What is most surprising about ParaNorman is that the first half does actually manage to be genuinely creepy. Early on in the film, where Norman’s class are rehearsing a school play about the town’s history, our hero has a disturbing vision about the town’s real shocking past. As his school hall disintegrates around him, and his bored classmates are replaced with Blithe Hollow’s solemn ancestors, the film creates an unnerving atmosphere that is quite unexpected considering its main target audience. The effect is augmented by some ingenious staging and chilling score, bringing the past to life to quite literally haunt Norman.

The film’s creepier moments are comfortably balanced with a lot of light humour that, again, is surprisingly mature. The film has a range of visual gags, sharp one-liners and some more adult orientated innuendo. Whilst some of the innuendos don’t always hit, most of them are sure to elicit a few chuckles without ever feeling like the film is trying too hard to feel edgy. A great character is Neil’s older brother, Mitch (Casey Affleck), a typically dim fitness freak who gets inadvertently roped into saving the town with his little brother and Norman, although he would much rather pump iron than fight the undead.

There are many fun homages thrown in for horror fans, including clever little references to the classic slasher films Halloween and Friday The 13th. The zombie film that Norman is watching at the beginning, with its vivid red lighting and techno soundtrack, is reminiscent of a film by Dario Argento, one of the master horror filmmakers. Such allusions suggest that the film was made by people who have a passion for scary cinema, and their admiration pours into every shot of the film, making it a great deal of fun for any horror fan to sit through. It is like all the main horror tropes have been mixed together and presented in one bright, inoffensive package.

What I respect most about the film are the themes and message it delivers. While it does have a slight familiarity about it (there is the typical ‘don’t change who you are’ line), ParaNorman ultimately manages to be a lot more thoughtful than the standard run of family fare. The overarching theme of how fear can be the cause of unnecessary violence and hate rings very true, and the films treats it with such seriousness that is very refreshing. People bully Norman because they don’t understand him; they are, in a way, afraid of him. His father is constantly furious with his fascination with ghosts because, as his mother says, he is afraid for him. The theme reaches an emotional zenith in the film’s last twenty minutes. I won’t spoil what happens here, but will say that the filmmakers are not afraid to go to grim places. It results in a climax that is both heartbreaking and uplifting.

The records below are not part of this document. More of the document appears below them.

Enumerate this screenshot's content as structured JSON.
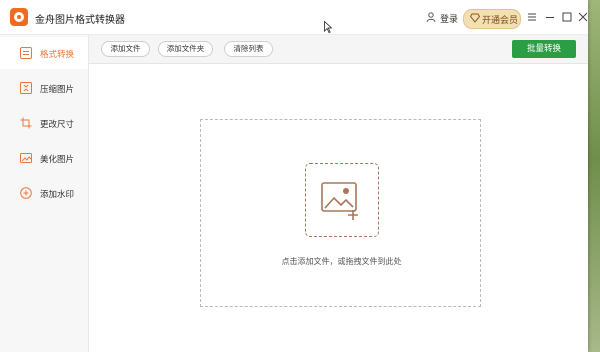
{
  "window": {
    "title": "金舟图片格式转换器",
    "login_label": "登录",
    "vip_label": "开通会员",
    "icons": [
      "user-icon",
      "diamond-icon",
      "menu-icon",
      "minimize-icon",
      "maximize-icon",
      "close-icon"
    ]
  },
  "sidebar": {
    "items": [
      {
        "label": "格式转换",
        "icon": "convert-icon",
        "active": true
      },
      {
        "label": "压缩图片",
        "icon": "compress-icon",
        "active": false
      },
      {
        "label": "更改尺寸",
        "icon": "crop-icon",
        "active": false
      },
      {
        "label": "美化图片",
        "icon": "beautify-icon",
        "active": false
      },
      {
        "label": "添加水印",
        "icon": "watermark-icon",
        "active": false
      }
    ]
  },
  "toolbar": {
    "add_file": "添加文件",
    "add_folder": "添加文件夹",
    "clear_list": "清除列表",
    "batch_convert": "批量转换"
  },
  "drop_zone": {
    "hint": "点击添加文件，或拖拽文件到此处",
    "icon": "add-image-icon"
  },
  "colors": {
    "accent_orange": "#e8783b",
    "primary_green": "#2a9d45",
    "vip_gold": "#f3dfb6",
    "icon_brown": "#a9765a"
  }
}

If you stay til after the end credits in any of Laika’s films, you are treated to a glimpse of just how painstaking the stop-motion process is. In the case of ParaNorman, we get to see a time-lapse of a Norman model being made from scratch, from metal armature to finished puppet, and then animated walking off screen. It never ceases to amaze me, the sheer effort and deft skill all the animators and model-makers possess. I do have to mention, however, that this post-credits clip is trumped in The Boxtrolls, in which Richard Ayoade’s character questions his existence, wondering whether their whole world is controlled by giants moving them. As he ruminates to his companion (voiced by Nick Frost), the camera slowly zooms out showing the time-lapse of an animator working tirelessly around them. He casually quips, “I don’t know how they get the time”. I share the same astonishment.

There is no denying that I love practically everything about ParaNorman. I love its ghoulish sense of humour, filled with darkly funny slapstick as well as some wry one liners. I love the whole premise of a small quaint town being attacked by supernatural forces. And I love that it’s a kid-friendly celebration of the horror genre with several nods to the classics. Next week, for the final Throwback Thursday horror review of October, I will be looking at one of those said classics. No prizes for guessing what it is.

Click here for more #ThrowbackThursday film reviews.


The UK Film Review Podcast - artwork

Listen to our
Film Podcast

Film Podcast Reviews

Get your
Film Reviewed

Video Film Reviews

Watch our
Film Reviews

bottom of page